So has music really gone so far south? Looking farther down the list, we see signs of life: #29 is System of a Down's B.Y.O.B., #45 is Coheed & Cambria's The Suffering, and #77 is the White Stripe's My Doorbell. Indeed, many of the best songs that hit the radio these days are such as these, slightly more experimental in nature, and seemingly less radio-ready. And there are also a few that strike a chord, so to speak: Sum 41's Pieces at #18, Rise Against's Swing Life Away at #42 (and may they stick to acoustic, because when they get loud, they get tiresome), Coldplay's Talk at #71, and others. Then, of course, you even have your occasional ridiculously infectious tunes, as in Fall Out Boy's Sugar We're Going Down (#26), No Address's When I'm Gone (#27), and Hinder's Get Stoned (#32).

But even in spite of a few gems, it's hard to deny that radio just hasn't cut it lately. However, I think the most important point to take from that is that music has not necessarily gotten worse: it's just that good music is harder to find. Let's look at some of my favorite albums of the year: local artist iSOLA's Loud Alarms, Bloc Party's Silent Alarm, the Decemberists' Picaresque, the New Pornographers' Twin Cinema, and many others. You know how many times I heard songs off those albums on the radio? That's right, not once, even though all have tunes that would seemingly fit right in on the radio. This isn't a bad thing, in fact it's almost a good thing (no risk of overplay, for example). It just means music fans have to work a little harder. In particular, I've found routine trips to independent music stores (though that might get harder in Houston soon) to be a good way to remain apprised of good local and national stuff.

Wow, I can't believe I just spent all that time writing that post when I'm leaving for Florida in only a few hours. Best get back to packing.

Oh, and congrats to the Steelers.

Song lyric of the day:
"Whatever happened to our inner glow?
Whatever happened to the song, the soul
The me I used to know?
Whatever happened to my radio?"
- Blue October, Inner Glow

Sunday, February 05, 2006

Funny movie trailers

This appears to be a trend. And if so, it's a trend I can get behind.

First, Ben pointed to some parody movie trailers (which he in turn got from Barzelay). In particular, The Shining as a romantic comedy was brilliant.

Now, Meredith has pointed to a new trailer, which features a classic 1980s trilogy cast in an entirely new light in the wake of a 2005 Oscar contender. It, like the aforementioned fake Shining trailer, is hilarious, though sadly it doesn't feature Peter Gabriel's Solsbury Hill. Speaking of which...

Song lyric of the day:
"Today I don't need a replacement
I'll tell them what the smile on my face meant
My heart going boom-boom-boom
Hey, I said, you can keep my things
They've come to take me home"
- Peter Gabriel, Solsbury Hill

Thursday, February 02, 2006

Best spam subject ever

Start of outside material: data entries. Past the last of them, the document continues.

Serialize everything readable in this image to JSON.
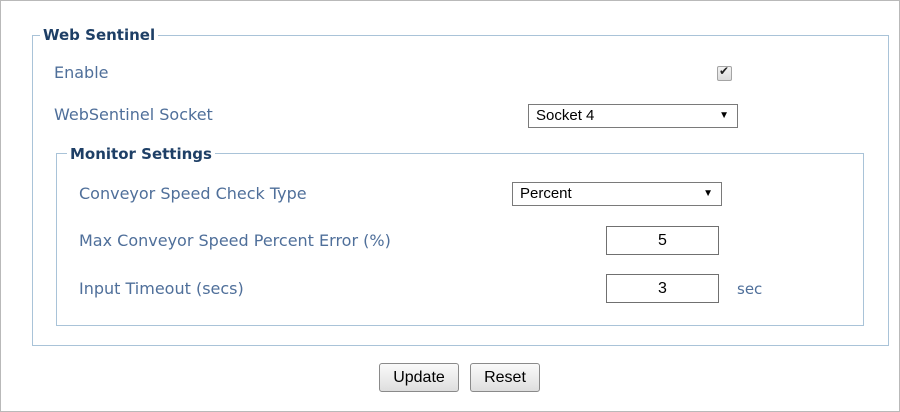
{
  "web_sentinel": {
    "legend": "Web Sentinel",
    "enable_label": "Enable",
    "enable_checked": true,
    "socket_label": "WebSentinel Socket",
    "socket_value": "Socket 4"
  },
  "monitor_settings": {
    "legend": "Monitor Settings",
    "check_type_label": "Conveyor Speed Check Type",
    "check_type_value": "Percent",
    "max_error_label": "Max Conveyor Speed Percent Error (%)",
    "max_error_value": "5",
    "input_timeout_label": "Input Timeout (secs)",
    "input_timeout_value": "3",
    "input_timeout_unit": "sec"
  },
  "buttons": {
    "update": "Update",
    "reset": "Reset"
  },
  "icons": {
    "checkbox": "checkmark-icon",
    "dropdown": "chevron-down-icon"
  }
}
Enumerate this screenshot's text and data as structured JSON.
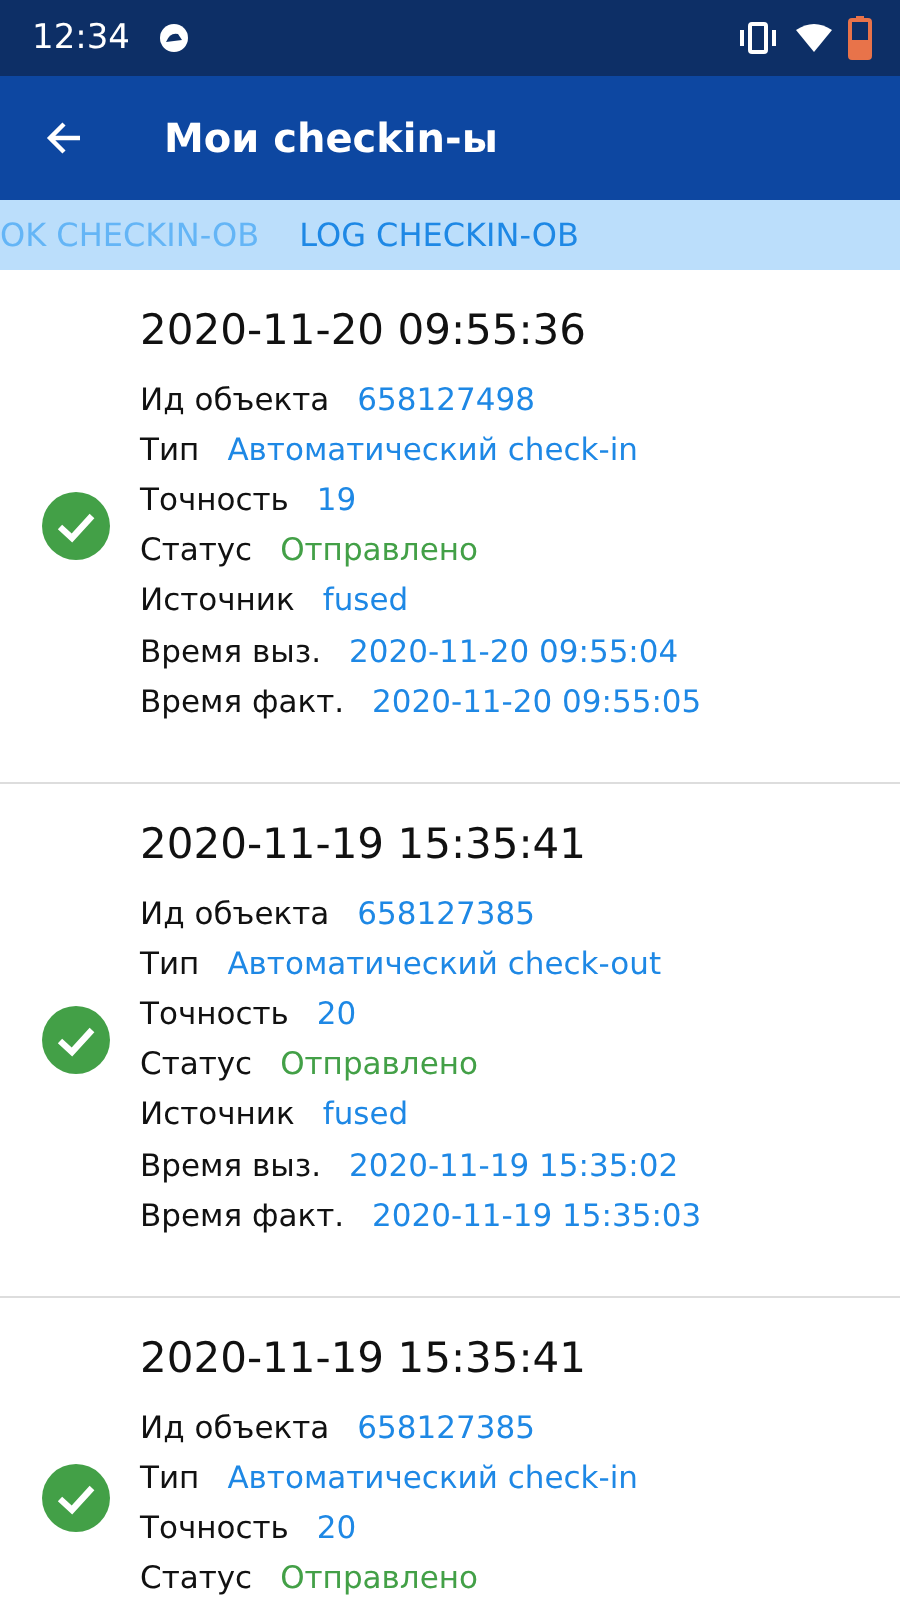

Whether it's because I lack anything substantial to write about, or because I'm trying to focus more on finding an apartment in Tampa, or simply because I'm lazy, today's post will be very short.

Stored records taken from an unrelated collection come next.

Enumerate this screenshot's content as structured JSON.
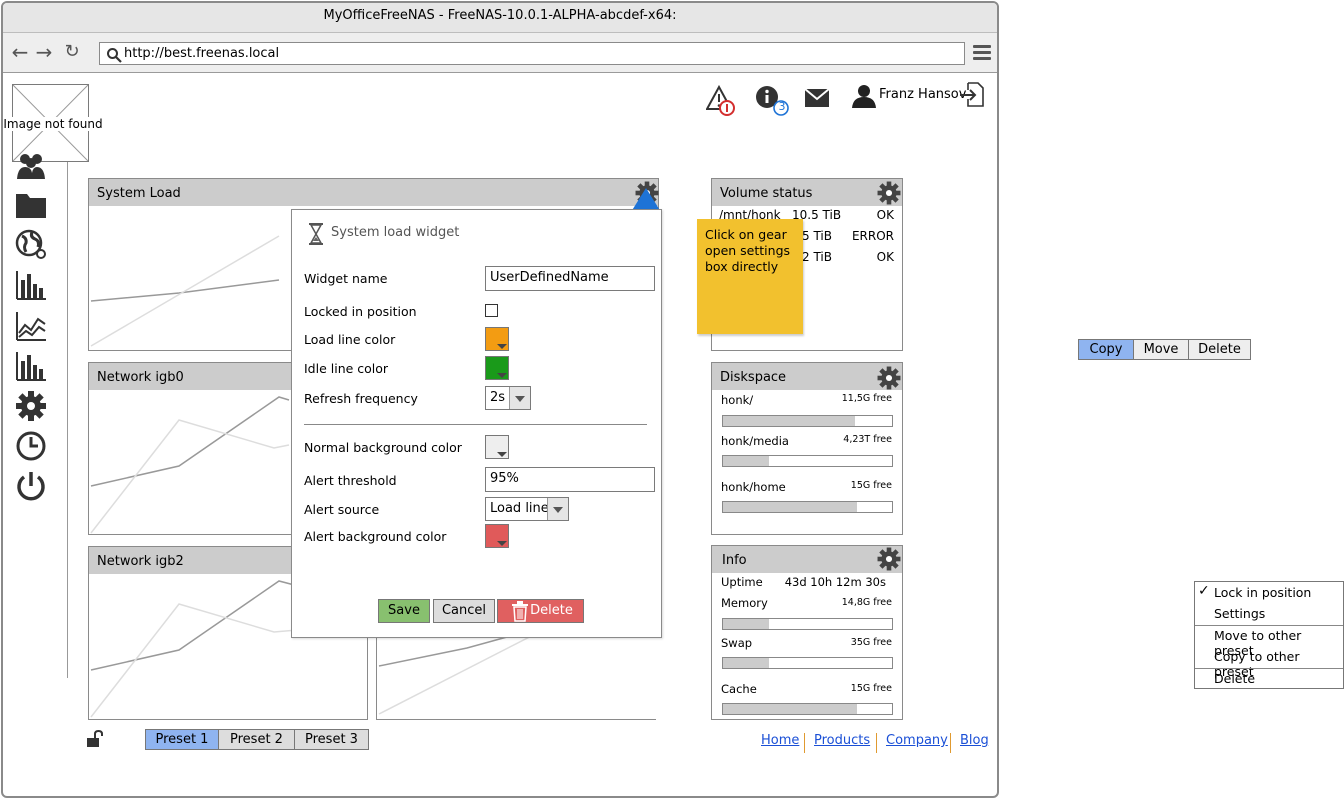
{
  "window": {
    "title": "MyOfficeFreeNAS - FreeNAS-10.0.1-ALPHA-abcdef-x64:",
    "url": "http://best.freenas.local"
  },
  "logo": {
    "placeholder_text": "Image not found"
  },
  "header": {
    "alerts_badge": "!",
    "info_badge": "3",
    "user_name": "Franz Hansov"
  },
  "widgets": {
    "system_load": {
      "title": "System Load"
    },
    "network_igb0": {
      "title": "Network igb0"
    },
    "network_igb2": {
      "title": "Network igb2"
    },
    "volume_status": {
      "title": "Volume status",
      "rows": [
        {
          "path": "/mnt/honk",
          "size": "10.5 TiB",
          "status": "OK"
        },
        {
          "path": "",
          "size": "5 TiB",
          "status": "ERROR"
        },
        {
          "path": "",
          "size": "2 TiB",
          "status": "OK"
        }
      ]
    },
    "diskspace": {
      "title": "Diskspace",
      "rows": [
        {
          "name": "honk/",
          "free": "11,5G free",
          "usage": 0.78
        },
        {
          "name": "honk/media",
          "free": "4,23T free",
          "usage": 0.27
        },
        {
          "name": "honk/home",
          "free": "15G free",
          "usage": 0.79
        }
      ]
    },
    "info": {
      "title": "Info",
      "uptime_label": "Uptime",
      "uptime_value": "43d 10h 12m 30s",
      "memory_label": "Memory",
      "memory_free": "14,8G free",
      "memory_usage": 0.27,
      "swap_label": "Swap",
      "swap_free": "35G free",
      "swap_usage": 0.27,
      "cache_label": "Cache",
      "cache_free": "15G free",
      "cache_usage": 0.79
    }
  },
  "dialog": {
    "title": "System load widget",
    "widget_name_label": "Widget name",
    "widget_name_value": "UserDefinedName",
    "locked_label": "Locked in position",
    "load_color_label": "Load line color",
    "load_color": "#f39c12",
    "idle_color_label": "Idle line color",
    "idle_color": "#1a9a1a",
    "refresh_label": "Refresh frequency",
    "refresh_value": "2s",
    "normal_bg_label": "Normal background color",
    "normal_bg_color": "#eeeeee",
    "alert_threshold_label": "Alert threshold",
    "alert_threshold_value": "95%",
    "alert_source_label": "Alert source",
    "alert_source_value": "Load line",
    "alert_bg_label": "Alert background color",
    "alert_bg_color": "#e05a5a",
    "save_label": "Save",
    "cancel_label": "Cancel",
    "delete_label": "Delete"
  },
  "sticky_note": {
    "text_line1": "Click on gear",
    "text_line2": "open settings",
    "text_line3": "box directly"
  },
  "presets": [
    "Preset 1",
    "Preset 2",
    "Preset 3"
  ],
  "footer_links": [
    "Home",
    "Products",
    "Company",
    "Blog"
  ],
  "segmented_buttons": [
    "Copy",
    "Move",
    "Delete"
  ],
  "context_menu": {
    "check_mark": "✓",
    "items": [
      "Lock in position",
      "Settings",
      "Move to other preset",
      "Copy to other preset",
      "Delete"
    ]
  },
  "colors": {
    "accent_blue": "#8fb4f0",
    "save_green": "#88c06f",
    "delete_red": "#e06060",
    "sticky_yellow": "#f2c12e",
    "header_gray": "#cccccc"
  }
}
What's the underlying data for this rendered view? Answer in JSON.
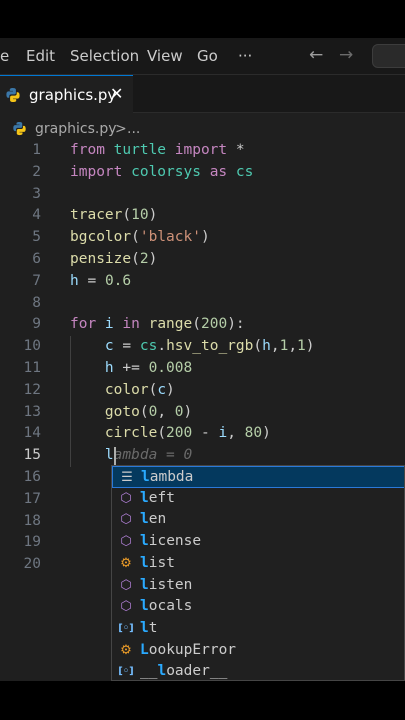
{
  "menu": {
    "items": [
      {
        "label": "e"
      },
      {
        "label": "Edit"
      },
      {
        "label": "Selection"
      },
      {
        "label": "View"
      },
      {
        "label": "Go"
      },
      {
        "label": "···"
      }
    ],
    "back_icon": "arrow-left-icon",
    "forward_icon": "arrow-right-icon"
  },
  "tab": {
    "label": "graphics.py",
    "close": "✕",
    "icon": "python-icon"
  },
  "breadcrumb": {
    "file": "graphics.py",
    "separator": ">",
    "more": "..."
  },
  "editor": {
    "current_line": 15,
    "line_numbers": [
      "1",
      "2",
      "3",
      "4",
      "5",
      "6",
      "7",
      "8",
      "9",
      "10",
      "11",
      "12",
      "13",
      "14",
      "15",
      "16",
      "17",
      "18",
      "19",
      "20"
    ],
    "lines": [
      [
        {
          "t": "from ",
          "c": "kw"
        },
        {
          "t": "turtle ",
          "c": "mod"
        },
        {
          "t": "import ",
          "c": "kw"
        },
        {
          "t": "*",
          "c": ""
        }
      ],
      [
        {
          "t": "import ",
          "c": "kw"
        },
        {
          "t": "colorsys ",
          "c": "mod"
        },
        {
          "t": "as ",
          "c": "kw"
        },
        {
          "t": "cs",
          "c": "mod"
        }
      ],
      [],
      [
        {
          "t": "tracer",
          "c": "fn"
        },
        {
          "t": "(",
          "c": ""
        },
        {
          "t": "10",
          "c": "nm"
        },
        {
          "t": ")",
          "c": ""
        }
      ],
      [
        {
          "t": "bgcolor",
          "c": "fn"
        },
        {
          "t": "(",
          "c": ""
        },
        {
          "t": "'black'",
          "c": "st"
        },
        {
          "t": ")",
          "c": ""
        }
      ],
      [
        {
          "t": "pensize",
          "c": "fn"
        },
        {
          "t": "(",
          "c": ""
        },
        {
          "t": "2",
          "c": "nm"
        },
        {
          "t": ")",
          "c": ""
        }
      ],
      [
        {
          "t": "h",
          "c": "var"
        },
        {
          "t": " = ",
          "c": ""
        },
        {
          "t": "0.6",
          "c": "nm"
        }
      ],
      [],
      [
        {
          "t": "for ",
          "c": "kw"
        },
        {
          "t": "i ",
          "c": "var"
        },
        {
          "t": "in ",
          "c": "kw"
        },
        {
          "t": "range",
          "c": "fn"
        },
        {
          "t": "(",
          "c": ""
        },
        {
          "t": "200",
          "c": "nm"
        },
        {
          "t": "):",
          "c": ""
        }
      ],
      [
        {
          "t": "    ",
          "c": ""
        },
        {
          "t": "c",
          "c": "var"
        },
        {
          "t": " = ",
          "c": ""
        },
        {
          "t": "cs",
          "c": "mod"
        },
        {
          "t": ".",
          "c": ""
        },
        {
          "t": "hsv_to_rgb",
          "c": "fn"
        },
        {
          "t": "(",
          "c": ""
        },
        {
          "t": "h",
          "c": "var"
        },
        {
          "t": ",",
          "c": ""
        },
        {
          "t": "1",
          "c": "nm"
        },
        {
          "t": ",",
          "c": ""
        },
        {
          "t": "1",
          "c": "nm"
        },
        {
          "t": ")",
          "c": ""
        }
      ],
      [
        {
          "t": "    ",
          "c": ""
        },
        {
          "t": "h",
          "c": "var"
        },
        {
          "t": " += ",
          "c": ""
        },
        {
          "t": "0.008",
          "c": "nm"
        }
      ],
      [
        {
          "t": "    ",
          "c": ""
        },
        {
          "t": "color",
          "c": "fn"
        },
        {
          "t": "(",
          "c": ""
        },
        {
          "t": "c",
          "c": "var"
        },
        {
          "t": ")",
          "c": ""
        }
      ],
      [
        {
          "t": "    ",
          "c": ""
        },
        {
          "t": "goto",
          "c": "fn"
        },
        {
          "t": "(",
          "c": ""
        },
        {
          "t": "0",
          "c": "nm"
        },
        {
          "t": ", ",
          "c": ""
        },
        {
          "t": "0",
          "c": "nm"
        },
        {
          "t": ")",
          "c": ""
        }
      ],
      [
        {
          "t": "    ",
          "c": ""
        },
        {
          "t": "circle",
          "c": "fn"
        },
        {
          "t": "(",
          "c": ""
        },
        {
          "t": "200",
          "c": "nm"
        },
        {
          "t": " - ",
          "c": ""
        },
        {
          "t": "i",
          "c": "var"
        },
        {
          "t": ", ",
          "c": ""
        },
        {
          "t": "80",
          "c": "nm"
        },
        {
          "t": ")",
          "c": ""
        }
      ],
      [
        {
          "t": "    ",
          "c": ""
        },
        {
          "t": "l",
          "c": "var"
        },
        {
          "t": "ambda = 0",
          "c": "ghost"
        }
      ],
      [],
      [],
      [],
      [],
      []
    ]
  },
  "suggestions": {
    "typed": "l",
    "items": [
      {
        "label": "lambda",
        "icon": "keyword-icon",
        "selected": true
      },
      {
        "label": "left",
        "icon": "function-icon"
      },
      {
        "label": "len",
        "icon": "function-icon"
      },
      {
        "label": "license",
        "icon": "function-icon"
      },
      {
        "label": "list",
        "icon": "class-icon"
      },
      {
        "label": "listen",
        "icon": "function-icon"
      },
      {
        "label": "locals",
        "icon": "function-icon"
      },
      {
        "label": "lt",
        "icon": "variable-icon"
      },
      {
        "label": "LookupError",
        "icon": "class-icon"
      },
      {
        "label": "__loader__",
        "icon": "variable-icon"
      }
    ]
  },
  "colors": {
    "keyword": "#c586c0",
    "function": "#dcdcaa",
    "number": "#b5cea8",
    "string": "#ce9178",
    "variable": "#9cdcfe",
    "module": "#4ec9b0",
    "accent": "#0078d4",
    "match": "#2aaaff"
  }
}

I received a spam email from Kazuo Prescott (a realistic name if ever there was one). I didn't explore the content of the email, but its title was enough to merit this post.

The subject header was: "mustard anteriorly".


Song lyric of the day:
"Spam in the place where I live, ham and pork
Think about selection, are there different flavors now?
Spam in my office at work, it's the best
Think about the stuff it's made from, wonder if it's mystery meat"
- "Weird Al" Yankovic, Spam

Wednesday, February 01, 2006

State of the Union response

I really don't have much to add beyond what Jeff said, and what I wrote in the comments. I'm mostly linking to it here in lieu of having to actually type a real blog entry.

Anyway, off to fetch my computer and continue preparations for moving to Tampa.

Song lyric of the day:
"I guess I'll to to Florida and get myself some sun
There ain't no more opportunity here, everything's been done"
- Traveling Wilburys, Tweeter and the Monkey Man